- _Aim of the exercise_: Return each line of the records below that contains the word "dial".

- _Information shown_:
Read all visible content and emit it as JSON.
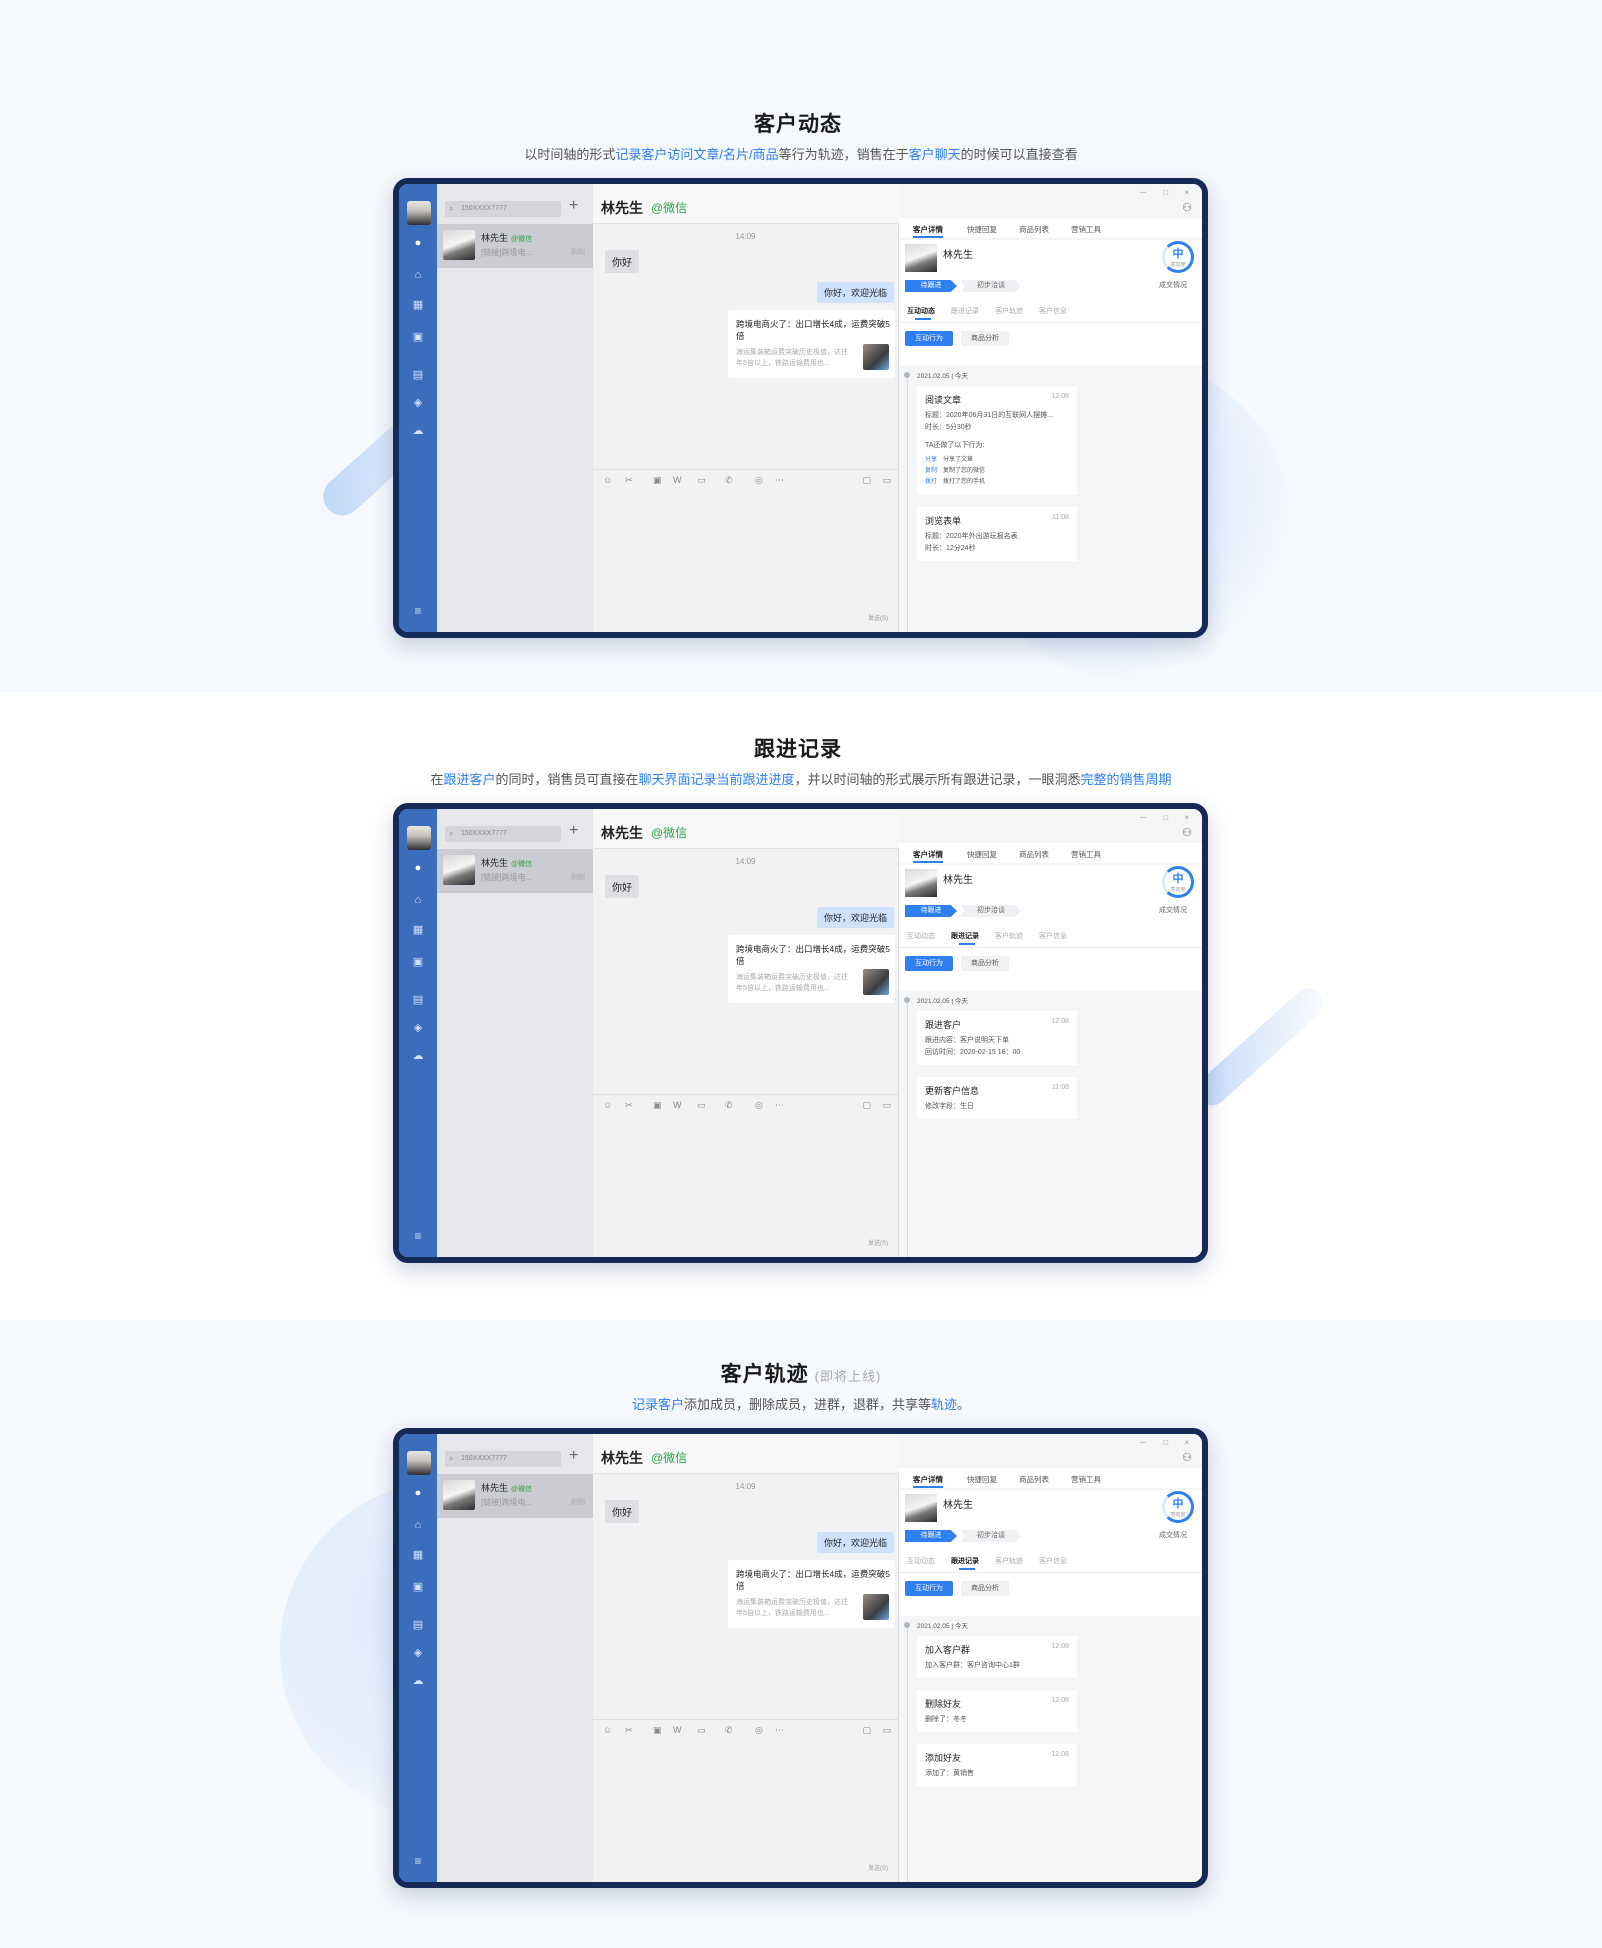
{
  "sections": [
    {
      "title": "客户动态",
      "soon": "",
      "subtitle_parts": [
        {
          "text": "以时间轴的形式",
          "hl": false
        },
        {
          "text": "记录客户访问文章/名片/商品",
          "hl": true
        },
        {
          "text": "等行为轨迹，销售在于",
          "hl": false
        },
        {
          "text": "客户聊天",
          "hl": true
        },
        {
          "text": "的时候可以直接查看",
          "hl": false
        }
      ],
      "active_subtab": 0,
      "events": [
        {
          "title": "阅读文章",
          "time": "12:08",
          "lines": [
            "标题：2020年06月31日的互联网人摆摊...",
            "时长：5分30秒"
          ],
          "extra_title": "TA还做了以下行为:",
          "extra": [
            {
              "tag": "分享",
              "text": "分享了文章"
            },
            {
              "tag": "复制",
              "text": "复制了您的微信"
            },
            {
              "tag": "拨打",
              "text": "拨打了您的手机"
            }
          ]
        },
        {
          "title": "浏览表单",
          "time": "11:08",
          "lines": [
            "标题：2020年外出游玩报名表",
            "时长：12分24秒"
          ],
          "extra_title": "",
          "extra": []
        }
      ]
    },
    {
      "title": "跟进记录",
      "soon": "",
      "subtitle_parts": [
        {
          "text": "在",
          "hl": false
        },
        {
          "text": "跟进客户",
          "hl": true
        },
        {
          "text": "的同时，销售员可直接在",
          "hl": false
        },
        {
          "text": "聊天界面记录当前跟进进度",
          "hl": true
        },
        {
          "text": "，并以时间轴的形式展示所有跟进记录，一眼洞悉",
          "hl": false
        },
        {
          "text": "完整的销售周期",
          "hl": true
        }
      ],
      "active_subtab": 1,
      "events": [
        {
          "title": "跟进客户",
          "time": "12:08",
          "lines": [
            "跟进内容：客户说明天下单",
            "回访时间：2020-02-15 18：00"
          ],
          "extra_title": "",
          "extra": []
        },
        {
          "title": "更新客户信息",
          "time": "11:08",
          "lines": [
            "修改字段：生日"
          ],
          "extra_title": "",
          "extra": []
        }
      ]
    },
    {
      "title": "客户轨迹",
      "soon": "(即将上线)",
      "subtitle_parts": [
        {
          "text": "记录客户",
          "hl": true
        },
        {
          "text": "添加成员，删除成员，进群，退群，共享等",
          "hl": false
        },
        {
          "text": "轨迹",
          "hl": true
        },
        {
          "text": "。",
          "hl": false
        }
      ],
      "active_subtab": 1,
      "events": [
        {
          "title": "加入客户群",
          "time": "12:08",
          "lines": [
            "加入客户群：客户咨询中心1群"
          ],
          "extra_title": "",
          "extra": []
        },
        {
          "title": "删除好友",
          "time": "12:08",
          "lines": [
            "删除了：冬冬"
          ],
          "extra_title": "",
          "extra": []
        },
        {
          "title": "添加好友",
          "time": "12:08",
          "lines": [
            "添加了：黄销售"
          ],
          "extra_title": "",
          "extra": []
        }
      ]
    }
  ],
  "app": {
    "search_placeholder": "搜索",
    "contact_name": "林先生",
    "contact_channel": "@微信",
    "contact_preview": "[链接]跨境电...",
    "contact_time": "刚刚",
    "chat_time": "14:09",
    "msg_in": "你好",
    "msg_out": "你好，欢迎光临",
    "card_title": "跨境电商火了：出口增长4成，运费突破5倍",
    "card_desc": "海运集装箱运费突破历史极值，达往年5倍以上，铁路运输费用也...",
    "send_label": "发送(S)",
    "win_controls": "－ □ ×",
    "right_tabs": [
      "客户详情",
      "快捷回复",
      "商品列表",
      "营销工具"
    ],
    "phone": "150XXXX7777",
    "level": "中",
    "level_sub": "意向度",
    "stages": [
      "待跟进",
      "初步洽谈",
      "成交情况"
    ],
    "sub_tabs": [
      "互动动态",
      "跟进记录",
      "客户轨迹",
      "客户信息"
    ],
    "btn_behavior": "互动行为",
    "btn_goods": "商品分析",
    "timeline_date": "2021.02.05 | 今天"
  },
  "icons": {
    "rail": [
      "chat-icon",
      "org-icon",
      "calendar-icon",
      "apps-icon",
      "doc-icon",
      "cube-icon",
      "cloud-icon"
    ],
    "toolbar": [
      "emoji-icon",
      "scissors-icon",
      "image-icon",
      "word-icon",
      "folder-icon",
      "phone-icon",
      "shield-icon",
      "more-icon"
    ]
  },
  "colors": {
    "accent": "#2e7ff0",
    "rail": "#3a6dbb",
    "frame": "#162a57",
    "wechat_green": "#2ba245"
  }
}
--
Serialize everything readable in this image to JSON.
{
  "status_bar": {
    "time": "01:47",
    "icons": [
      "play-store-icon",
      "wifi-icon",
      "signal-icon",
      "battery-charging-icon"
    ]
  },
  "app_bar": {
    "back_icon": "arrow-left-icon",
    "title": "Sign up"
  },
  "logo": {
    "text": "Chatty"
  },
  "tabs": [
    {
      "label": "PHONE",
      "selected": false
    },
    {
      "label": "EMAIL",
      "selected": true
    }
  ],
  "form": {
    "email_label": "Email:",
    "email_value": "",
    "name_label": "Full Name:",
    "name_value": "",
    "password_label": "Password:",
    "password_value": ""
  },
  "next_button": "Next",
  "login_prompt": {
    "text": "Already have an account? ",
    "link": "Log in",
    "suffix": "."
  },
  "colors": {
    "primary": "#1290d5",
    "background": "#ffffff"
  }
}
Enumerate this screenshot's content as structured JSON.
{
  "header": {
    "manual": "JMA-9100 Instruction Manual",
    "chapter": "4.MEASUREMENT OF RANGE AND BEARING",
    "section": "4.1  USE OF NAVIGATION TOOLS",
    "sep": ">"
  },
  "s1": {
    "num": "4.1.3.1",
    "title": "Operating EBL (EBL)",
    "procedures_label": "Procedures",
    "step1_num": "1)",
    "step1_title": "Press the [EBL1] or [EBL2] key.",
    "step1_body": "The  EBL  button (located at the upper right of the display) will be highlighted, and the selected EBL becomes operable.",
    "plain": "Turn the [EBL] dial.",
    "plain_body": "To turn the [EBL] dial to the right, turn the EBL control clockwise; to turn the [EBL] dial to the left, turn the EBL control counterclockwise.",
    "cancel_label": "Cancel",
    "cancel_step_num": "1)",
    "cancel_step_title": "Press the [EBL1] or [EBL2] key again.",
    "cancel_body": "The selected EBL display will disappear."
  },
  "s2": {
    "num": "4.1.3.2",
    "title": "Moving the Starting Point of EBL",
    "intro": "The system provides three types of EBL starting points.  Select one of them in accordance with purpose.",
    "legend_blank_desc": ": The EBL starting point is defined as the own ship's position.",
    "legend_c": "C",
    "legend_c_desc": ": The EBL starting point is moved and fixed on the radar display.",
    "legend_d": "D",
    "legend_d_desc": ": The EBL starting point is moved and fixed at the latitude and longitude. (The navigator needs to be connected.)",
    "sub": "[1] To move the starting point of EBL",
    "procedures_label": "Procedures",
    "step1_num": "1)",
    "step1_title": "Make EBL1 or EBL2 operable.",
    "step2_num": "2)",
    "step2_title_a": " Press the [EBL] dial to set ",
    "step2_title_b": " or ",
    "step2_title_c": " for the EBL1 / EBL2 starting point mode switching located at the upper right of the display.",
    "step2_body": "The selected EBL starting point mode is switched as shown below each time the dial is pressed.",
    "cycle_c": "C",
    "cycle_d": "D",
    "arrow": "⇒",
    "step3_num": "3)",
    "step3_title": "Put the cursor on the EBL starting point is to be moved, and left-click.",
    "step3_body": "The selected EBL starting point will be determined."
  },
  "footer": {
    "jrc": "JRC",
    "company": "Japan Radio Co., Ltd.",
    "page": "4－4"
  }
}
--
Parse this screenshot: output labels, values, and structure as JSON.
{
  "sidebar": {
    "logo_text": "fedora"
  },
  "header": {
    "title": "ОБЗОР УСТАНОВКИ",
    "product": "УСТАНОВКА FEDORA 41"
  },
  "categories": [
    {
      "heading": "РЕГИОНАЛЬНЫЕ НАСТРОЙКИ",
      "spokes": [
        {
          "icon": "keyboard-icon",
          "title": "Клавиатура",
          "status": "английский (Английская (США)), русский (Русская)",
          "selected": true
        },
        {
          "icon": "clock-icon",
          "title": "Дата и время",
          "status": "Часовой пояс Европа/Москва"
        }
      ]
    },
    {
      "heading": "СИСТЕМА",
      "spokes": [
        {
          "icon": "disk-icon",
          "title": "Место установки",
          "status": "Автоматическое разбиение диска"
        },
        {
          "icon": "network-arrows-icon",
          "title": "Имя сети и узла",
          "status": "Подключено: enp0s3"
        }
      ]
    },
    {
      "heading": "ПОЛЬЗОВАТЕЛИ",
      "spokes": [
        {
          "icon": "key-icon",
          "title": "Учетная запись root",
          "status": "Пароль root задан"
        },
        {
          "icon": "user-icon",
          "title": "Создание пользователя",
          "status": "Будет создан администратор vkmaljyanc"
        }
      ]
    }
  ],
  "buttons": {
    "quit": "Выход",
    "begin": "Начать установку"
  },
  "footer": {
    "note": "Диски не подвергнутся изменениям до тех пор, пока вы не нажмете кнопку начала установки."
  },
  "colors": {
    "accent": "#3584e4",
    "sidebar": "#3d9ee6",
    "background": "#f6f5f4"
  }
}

- _Finished exercise_:
    "plain": "Turn the [EBL] dial.",
    "plain_body": "To turn the [EBL] dial to the right, turn the EBL control clockwise; to turn the [EBL] dial to the left, turn the EBL control counterclockwise.",
    "step2_title_a": " Press the [EBL] dial to set ",
    "step2_body": "The selected EBL starting point mode is switched as shown below each time the dial is pressed.",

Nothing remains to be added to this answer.